The creation of Pitalala Reserve seeks to slow down the advance of gold mining in the upper Amazon of Ecuador beginning with the protection of four rainforest land lots totaling 130 hectares. Khamai Foundation has the opportunity to acquire this of land before the miners do, but only if we act quickly as the current landowners are in an urgent need to sell and are under pressure from the miners.

Figure 1: This map* shows that there are more terrestrial vertebrate species in the upper Amazon than anywhere else on the planet. But where exactly in the Amazon? Map by Mannion et al. 2014.

Figure 2: Gradient of biodiversity in the upper Amazon basin. Darker shades of red correspond to higher number of species per unit area. Map based on unpublished data by Arteaga et al. (in press). White polygons represent the current system of protected areas.
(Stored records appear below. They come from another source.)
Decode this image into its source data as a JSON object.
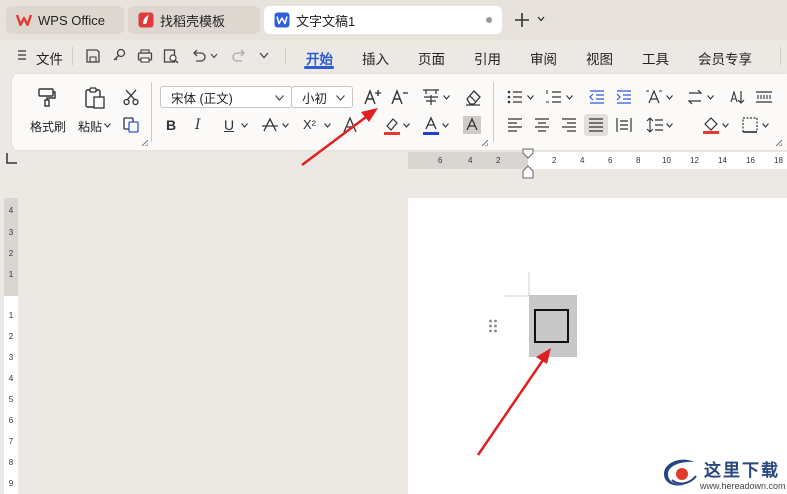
{
  "tabs": [
    {
      "label": "WPS Office",
      "icon": "wps-logo-icon",
      "active": false
    },
    {
      "label": "找稻壳模板",
      "icon": "docer-logo-icon",
      "active": false
    },
    {
      "label": "文字文稿1",
      "icon": "writer-logo-icon",
      "active": true
    }
  ],
  "menubar": {
    "file_label": "文件",
    "items": [
      "开始",
      "插入",
      "页面",
      "引用",
      "审阅",
      "视图",
      "工具",
      "会员专享"
    ],
    "active": "开始"
  },
  "ribbon": {
    "format_painter_label": "格式刷",
    "paste_label": "粘贴",
    "font_name": "宋体 (正文)",
    "font_size": "小初",
    "bold": "B",
    "italic": "I",
    "underline": "U",
    "strike": "ꟻ",
    "superscript": "X²",
    "font_color_accent": "#1f3fd6",
    "highlight_accent": "#e03b3b"
  },
  "ruler": {
    "left_ticks": [
      "6",
      "4",
      "2"
    ],
    "right_ticks": [
      "2",
      "4",
      "6",
      "8",
      "10",
      "12",
      "14",
      "16",
      "18"
    ],
    "vertical_ticks": [
      "4",
      "3",
      "2",
      "1",
      "1",
      "2",
      "3",
      "4",
      "5",
      "6",
      "7",
      "8",
      "9"
    ]
  },
  "watermark": {
    "text": "这里下载",
    "url": "www.hereadown.com"
  },
  "colors": {
    "accent": "#2b5bd7",
    "annotation_arrow": "#e02020"
  }
}
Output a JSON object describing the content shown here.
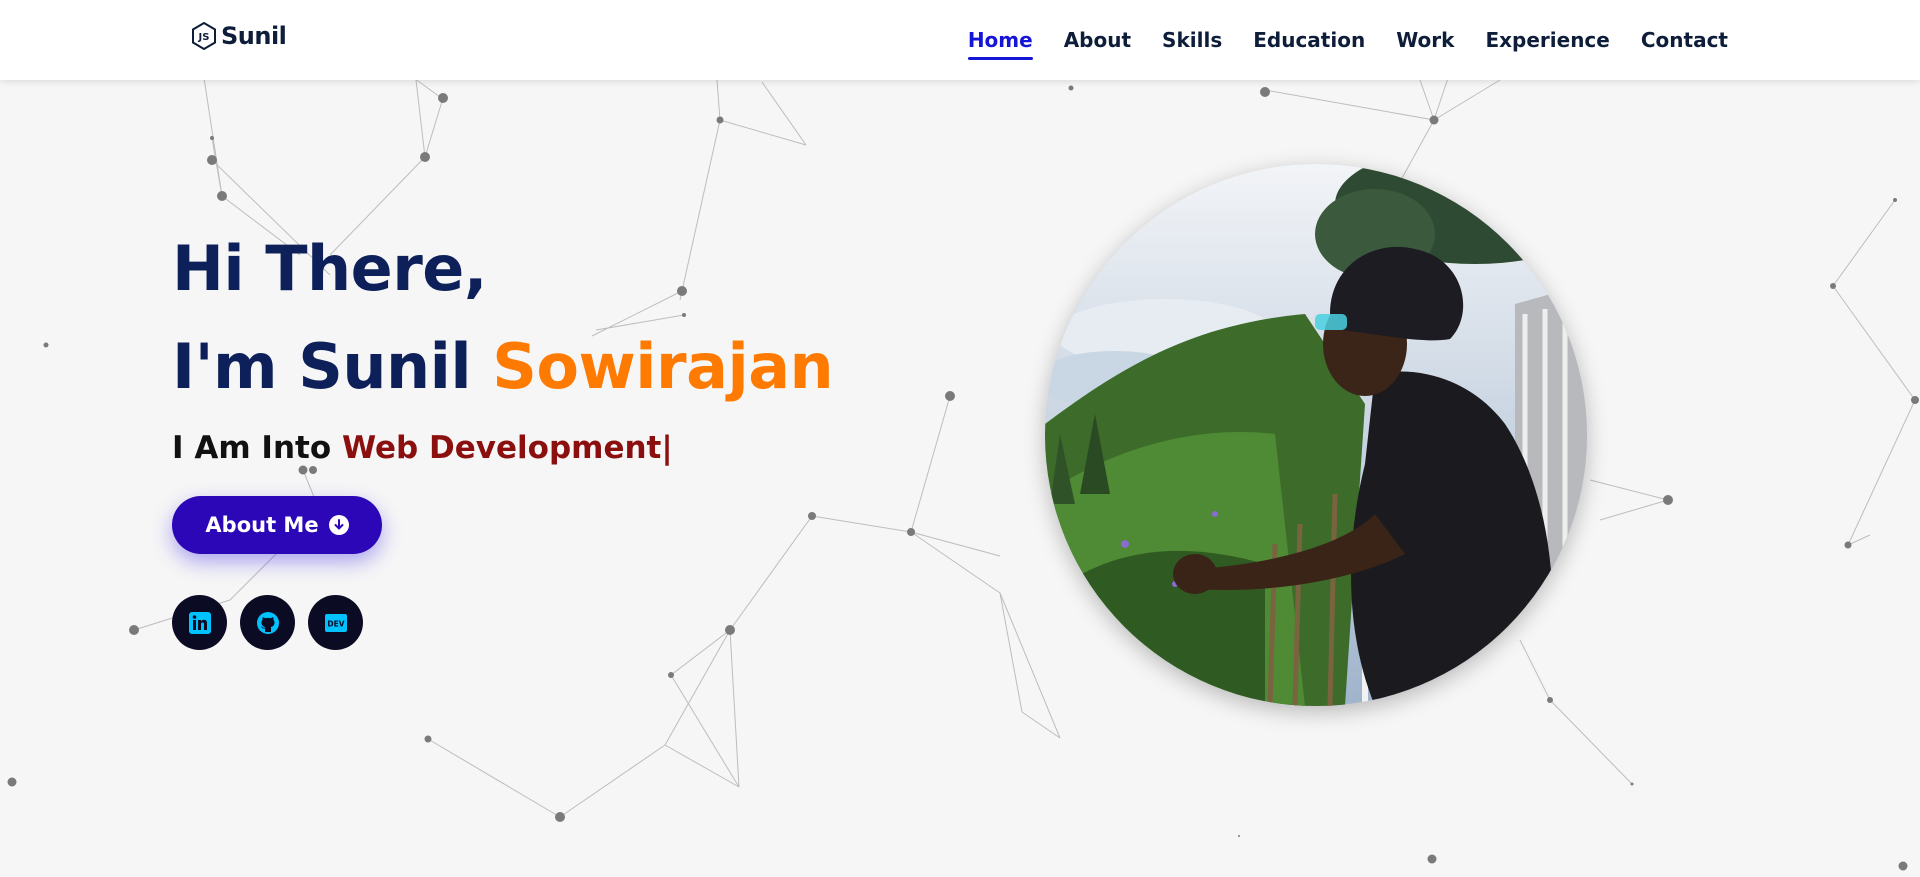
{
  "brand": {
    "name": "Sunil",
    "logo_icon": "js-hexagon-icon"
  },
  "nav": {
    "items": [
      {
        "label": "Home",
        "active": true
      },
      {
        "label": "About"
      },
      {
        "label": "Skills"
      },
      {
        "label": "Education"
      },
      {
        "label": "Work"
      },
      {
        "label": "Experience"
      },
      {
        "label": "Contact"
      }
    ],
    "active_color": "#1515d8"
  },
  "hero": {
    "greeting": "Hi There,",
    "intro_prefix": "I'm Sunil ",
    "intro_highlight": "Sowirajan",
    "tagline_prefix": "I Am Into ",
    "tagline_typed": "Web Development",
    "cursor": "|",
    "button_label": "About Me",
    "button_icon": "arrow-circle-down-icon"
  },
  "socials": [
    {
      "name": "linkedin",
      "icon": "linkedin-icon"
    },
    {
      "name": "github",
      "icon": "github-icon"
    },
    {
      "name": "dev",
      "icon": "dev-icon",
      "label": "DEV"
    }
  ],
  "colors": {
    "navy": "#0d2059",
    "orange": "#ff7a00",
    "typed_red": "#8b0f0f",
    "button": "#2b07b8",
    "social_bg": "#0b0b24",
    "social_icon": "#00c2ff"
  },
  "photo": {
    "alt_icon": "profile-photo"
  }
}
Yellow polygon represents the “biodiversity vertex,” the single most biodiverse stretch of land on the planet, where Pitalala Reserve will be established (curently unprotected).

Figure 3: Location of the project area (red polygon) within the broader “biodiversity vertex” (yellow polygon). The red polygon includes the Pitalala Reserve, Jatun Sacha Reserve, and the proposed corridor connecting the two.

Figure 4: Aerial view of the cliff of Pitalala Reserve along the Río Anzu, including the first 17 hectare land lot protected through the current fundraiser.

Figure 5: Aerial view of the Anzu River valley across Pitalala Reserve including the second 13 hectare land lot protected through the current fundraiser.

Figure 6: Aerial view of the Anzu River valley across Pitalala Reserve including the second 56 hectare land lot targeted for protection through the current fundraiser.